> [Exercise brief]
Quote the entries in full, character for character, without their images.

> [Records for this task]
....

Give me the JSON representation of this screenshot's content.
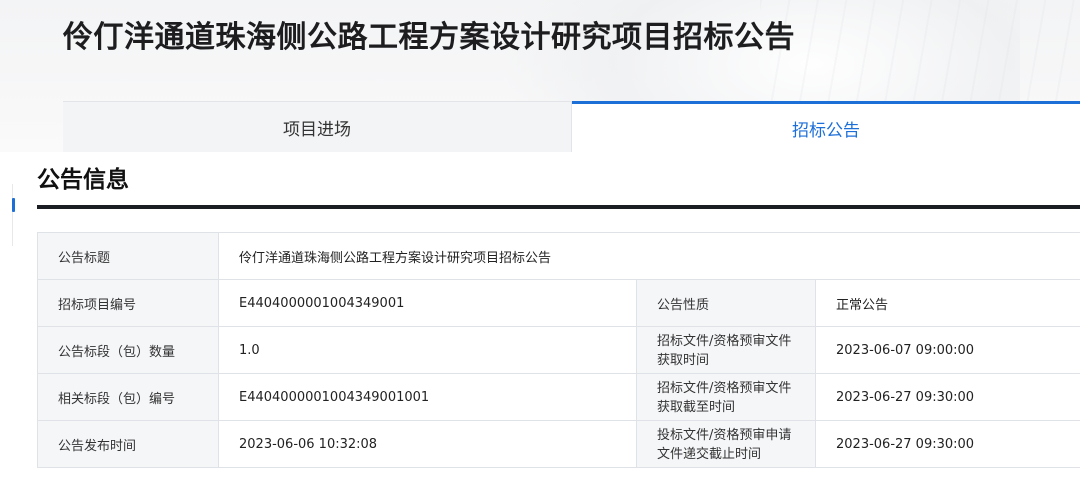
{
  "header": {
    "title": "伶仃洋通道珠海侧公路工程方案设计研究项目招标公告"
  },
  "tabs": [
    {
      "label": "项目进场",
      "active": false
    },
    {
      "label": "招标公告",
      "active": true
    }
  ],
  "section": {
    "title": "公告信息"
  },
  "info": {
    "announcement_title_label": "公告标题",
    "announcement_title_value": "伶仃洋通道珠海侧公路工程方案设计研究项目招标公告",
    "project_no_label": "招标项目编号",
    "project_no_value": "E4404000001004349001",
    "nature_label": "公告性质",
    "nature_value": "正常公告",
    "lot_count_label": "公告标段（包）数量",
    "lot_count_value": "1.0",
    "doc_get_time_label_1": "招标文件/资格预审文件",
    "doc_get_time_label_2": "获取时间",
    "doc_get_time_value": "2023-06-07 09:00:00",
    "related_lot_label": "相关标段（包）编号",
    "related_lot_value": "E4404000001004349001001",
    "doc_deadline_label_1": "招标文件/资格预审文件",
    "doc_deadline_label_2": "获取截至时间",
    "doc_deadline_value": "2023-06-27 09:30:00",
    "publish_time_label": "公告发布时间",
    "publish_time_value": "2023-06-06 10:32:08",
    "submit_deadline_label_1": "投标文件/资格预审申请",
    "submit_deadline_label_2": "文件递交截止时间",
    "submit_deadline_value": "2023-06-27 09:30:00"
  },
  "colors": {
    "accent": "#1d6fd8",
    "rule": "#1a1d22",
    "label_bg": "#f5f6f8",
    "border": "#dfe2e6"
  }
}
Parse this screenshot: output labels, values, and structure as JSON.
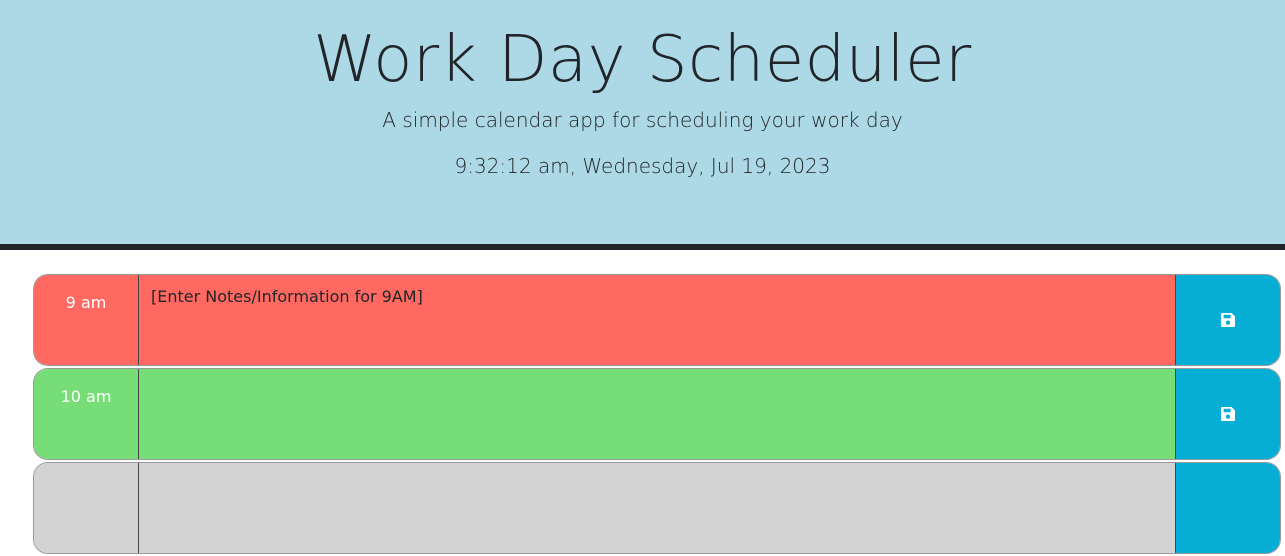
{
  "header": {
    "title": "Work Day Scheduler",
    "lead": "A simple calendar app for scheduling your work day",
    "current_datetime": "9:32:12 am, Wednesday, Jul 19, 2023"
  },
  "colors": {
    "header_bg": "#add8e6",
    "past": "#ff6961",
    "present": "#77dd77",
    "save_button": "#06aed5"
  },
  "time_blocks": [
    {
      "hour_label": "9 am",
      "state": "past",
      "note": "[Enter Notes/Information for 9AM]",
      "save_icon": "floppy-disk-icon"
    },
    {
      "hour_label": "10 am",
      "state": "present",
      "note": "",
      "save_icon": "floppy-disk-icon"
    }
  ]
}
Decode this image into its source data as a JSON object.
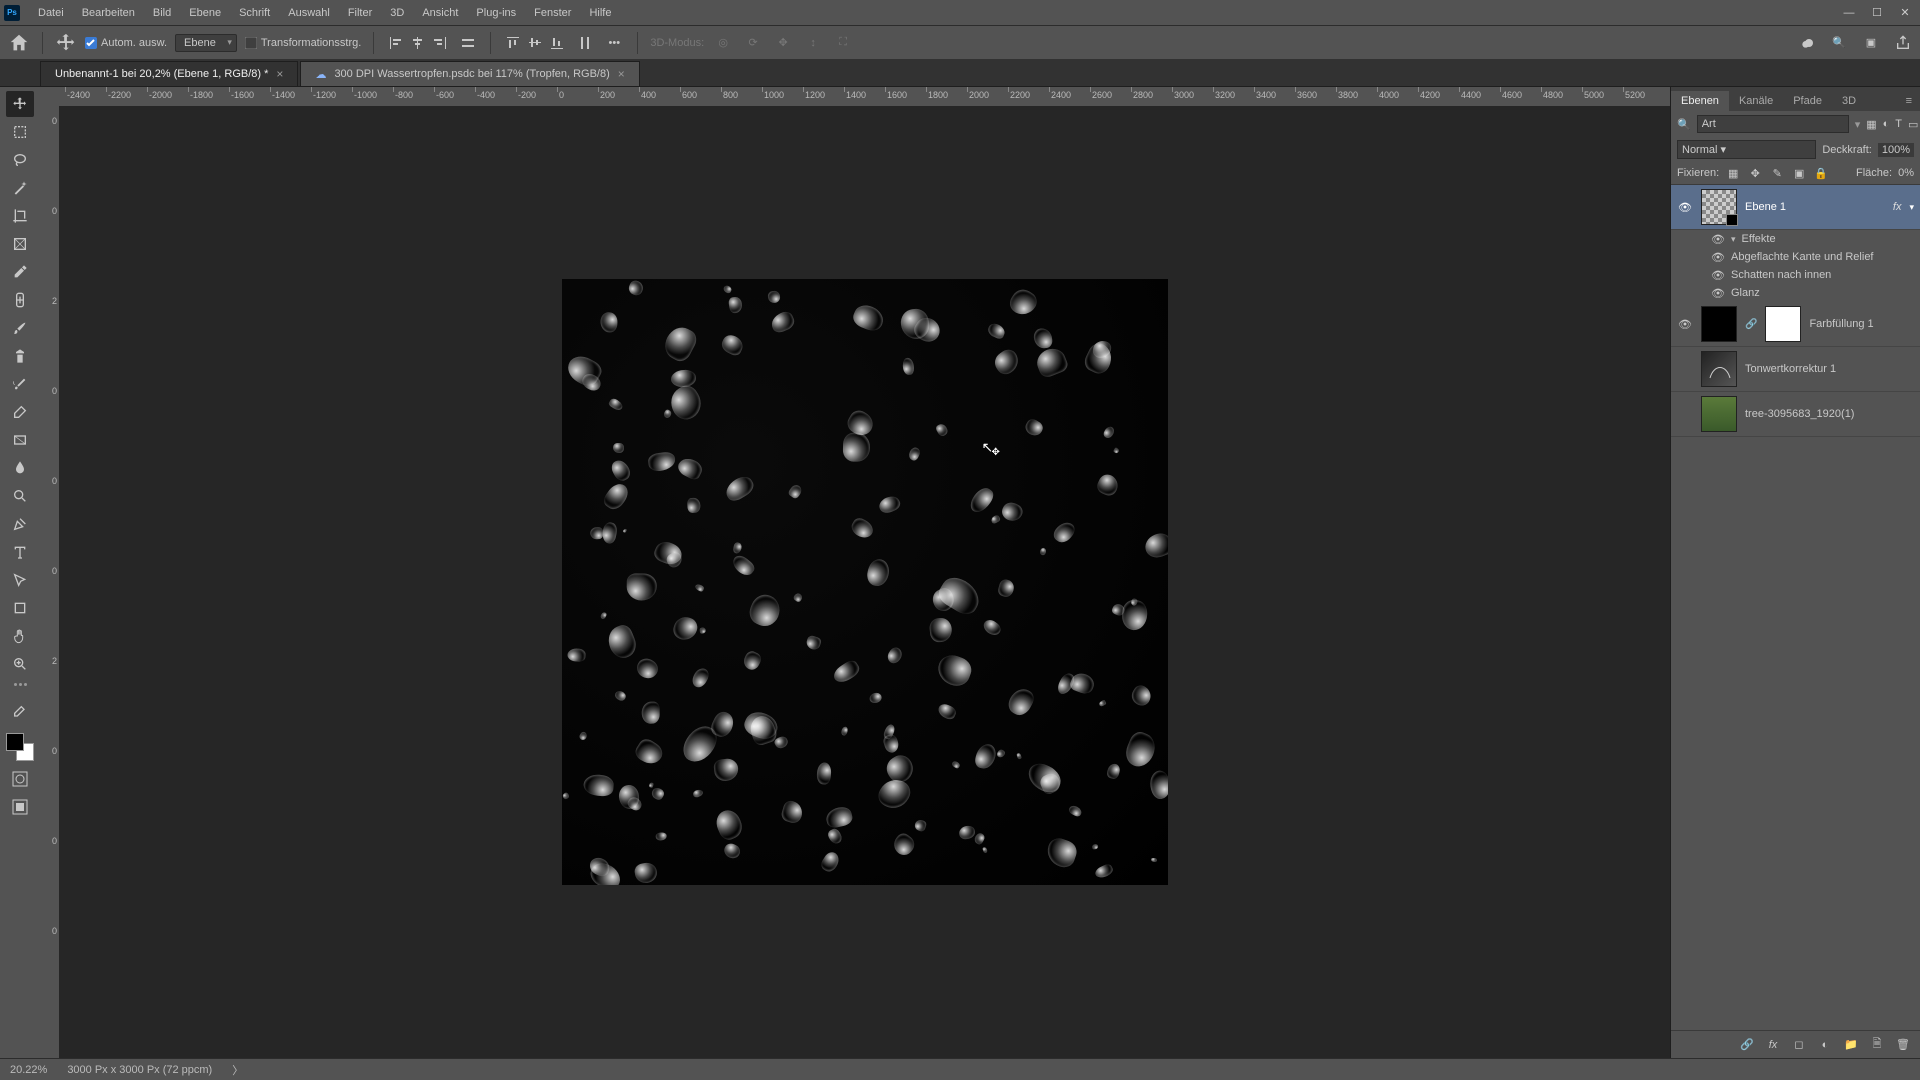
{
  "menu": [
    "Datei",
    "Bearbeiten",
    "Bild",
    "Ebene",
    "Schrift",
    "Auswahl",
    "Filter",
    "3D",
    "Ansicht",
    "Plug-ins",
    "Fenster",
    "Hilfe"
  ],
  "options": {
    "auto_select": "Autom. ausw.",
    "target": "Ebene",
    "transform": "Transformationsstrg.",
    "mode3d": "3D-Modus:"
  },
  "tabs": {
    "t1": "Unbenannt-1 bei 20,2% (Ebene 1, RGB/8) *",
    "t2": "300 DPI Wassertropfen.psdc bei 117% (Tropfen, RGB/8)"
  },
  "ruler_h": [
    "-2400",
    "-2200",
    "-2000",
    "-1800",
    "-1600",
    "-1400",
    "-1200",
    "-1000",
    "-800",
    "-600",
    "-400",
    "-200",
    "0",
    "200",
    "400",
    "600",
    "800",
    "1000",
    "1200",
    "1400",
    "1600",
    "1800",
    "2000",
    "2200",
    "2400",
    "2600",
    "2800",
    "3000",
    "3200",
    "3400",
    "3600",
    "3800",
    "4000",
    "4200",
    "4400",
    "4600",
    "4800",
    "5000",
    "5200"
  ],
  "ruler_v": [
    "0",
    "0",
    "2",
    "0",
    "0",
    "0",
    "2",
    "0",
    "0",
    "0"
  ],
  "panels": {
    "tabs": [
      "Ebenen",
      "Kanäle",
      "Pfade",
      "3D"
    ],
    "filter": "Art",
    "blend": "Normal",
    "opacity_lbl": "Deckkraft:",
    "opacity": "100%",
    "lock_lbl": "Fixieren:",
    "fill_lbl": "Fläche:",
    "fill": "0%"
  },
  "layers": [
    {
      "name": "Ebene 1",
      "fx": "fx",
      "eye": true,
      "sel": true,
      "thumb": "checker"
    },
    {
      "name": "Farbfüllung 1",
      "eye": true,
      "thumb": "black",
      "mask": true,
      "link": true
    },
    {
      "name": "Tonwertkorrektur 1",
      "eye": false,
      "thumb": "adj"
    },
    {
      "name": "tree-3095683_1920(1)",
      "eye": false,
      "thumb": "img"
    }
  ],
  "effects": {
    "header": "Effekte",
    "items": [
      "Abgeflachte Kante und Relief",
      "Schatten nach innen",
      "Glanz"
    ]
  },
  "status": {
    "zoom": "20.22%",
    "docinfo": "3000 Px x 3000 Px (72 ppcm)"
  }
}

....

> [Answer to this task]
Give me the JSON representation of this screenshot's content.
{
  "header": {
    "title": "伶仃洋通道珠海侧公路工程方案设计研究项目招标公告"
  },
  "tabs": [
    {
      "label": "项目进场",
      "active": false
    },
    {
      "label": "招标公告",
      "active": true
    }
  ],
  "section": {
    "title": "公告信息"
  },
  "info": {
    "announcement_title_label": "公告标题",
    "announcement_title_value": "伶仃洋通道珠海侧公路工程方案设计研究项目招标公告",
    "project_no_label": "招标项目编号",
    "project_no_value": "E4404000001004349001",
    "nature_label": "公告性质",
    "nature_value": "正常公告",
    "lot_count_label": "公告标段（包）数量",
    "lot_count_value": "1.0",
    "doc_get_time_label_1": "招标文件/资格预审文件",
    "doc_get_time_label_2": "获取时间",
    "doc_get_time_value": "2023-06-07 09:00:00",
    "related_lot_label": "相关标段（包）编号",
    "related_lot_value": "E4404000001004349001001",
    "doc_deadline_label_1": "招标文件/资格预审文件",
    "doc_deadline_label_2": "获取截至时间",
    "doc_deadline_value": "2023-06-27 09:30:00",
    "publish_time_label": "公告发布时间",
    "publish_time_value": "2023-06-06 10:32:08",
    "submit_deadline_label_1": "投标文件/资格预审申请",
    "submit_deadline_label_2": "文件递交截止时间",
    "submit_deadline_value": "2023-06-27 09:30:00"
  },
  "colors": {
    "accent": "#1d6fd8",
    "rule": "#1a1d22",
    "label_bg": "#f5f6f8",
    "border": "#dfe2e6"
  }
}
Parse this screenshot: output labels, values, and structure as JSON.
{
  "header": {
    "title": "Work Day Scheduler",
    "lead": "A simple calendar app for scheduling your work day",
    "current_datetime": "9:32:12 am, Wednesday, Jul 19, 2023"
  },
  "colors": {
    "header_bg": "#add8e6",
    "past": "#ff6961",
    "present": "#77dd77",
    "save_button": "#06aed5"
  },
  "time_blocks": [
    {
      "hour_label": "9 am",
      "state": "past",
      "note": "[Enter Notes/Information for 9AM]",
      "save_icon": "floppy-disk-icon"
    },
    {
      "hour_label": "10 am",
      "state": "present",
      "note": "",
      "save_icon": "floppy-disk-icon"
    }
  ]
}
Decode this image into its source data as a JSON object.
{
  "menu": [
    "Datei",
    "Bearbeiten",
    "Bild",
    "Ebene",
    "Schrift",
    "Auswahl",
    "Filter",
    "3D",
    "Ansicht",
    "Plug-ins",
    "Fenster",
    "Hilfe"
  ],
  "options": {
    "auto_select": "Autom. ausw.",
    "target": "Ebene",
    "transform": "Transformationsstrg.",
    "mode3d": "3D-Modus:"
  },
  "tabs": {
    "t1": "Unbenannt-1 bei 20,2% (Ebene 1, RGB/8) *",
    "t2": "300 DPI Wassertropfen.psdc bei 117% (Tropfen, RGB/8)"
  },
  "ruler_h": [
    "-2400",
    "-2200",
    "-2000",
    "-1800",
    "-1600",
    "-1400",
    "-1200",
    "-1000",
    "-800",
    "-600",
    "-400",
    "-200",
    "0",
    "200",
    "400",
    "600",
    "800",
    "1000",
    "1200",
    "1400",
    "1600",
    "1800",
    "2000",
    "2200",
    "2400",
    "2600",
    "2800",
    "3000",
    "3200",
    "3400",
    "3600",
    "3800",
    "4000",
    "4200",
    "4400",
    "4600",
    "4800",
    "5000",
    "5200"
  ],
  "ruler_v": [
    "0",
    "0",
    "2",
    "0",
    "0",
    "0",
    "2",
    "0",
    "0",
    "0"
  ],
  "panels": {
    "tabs": [
      "Ebenen",
      "Kanäle",
      "Pfade",
      "3D"
    ],
    "filter": "Art",
    "blend": "Normal",
    "opacity_lbl": "Deckkraft:",
    "opacity": "100%",
    "lock_lbl": "Fixieren:",
    "fill_lbl": "Fläche:",
    "fill": "0%"
  },
  "layers": [
    {
      "name": "Ebene 1",
      "fx": "fx",
      "eye": true,
      "sel": true,
      "thumb": "checker"
    },
    {
      "name": "Farbfüllung 1",
      "eye": true,
      "thumb": "black",
      "mask": true,
      "link": true
    },
    {
      "name": "Tonwertkorrektur 1",
      "eye": false,
      "thumb": "adj"
    },
    {
      "name": "tree-3095683_1920(1)",
      "eye": false,
      "thumb": "img"
    }
  ],
  "effects": {
    "header": "Effekte",
    "items": [
      "Abgeflachte Kante und Relief",
      "Schatten nach innen",
      "Glanz"
    ]
  },
  "status": {
    "zoom": "20.22%",
    "docinfo": "3000 Px x 3000 Px (72 ppcm)"
  }
}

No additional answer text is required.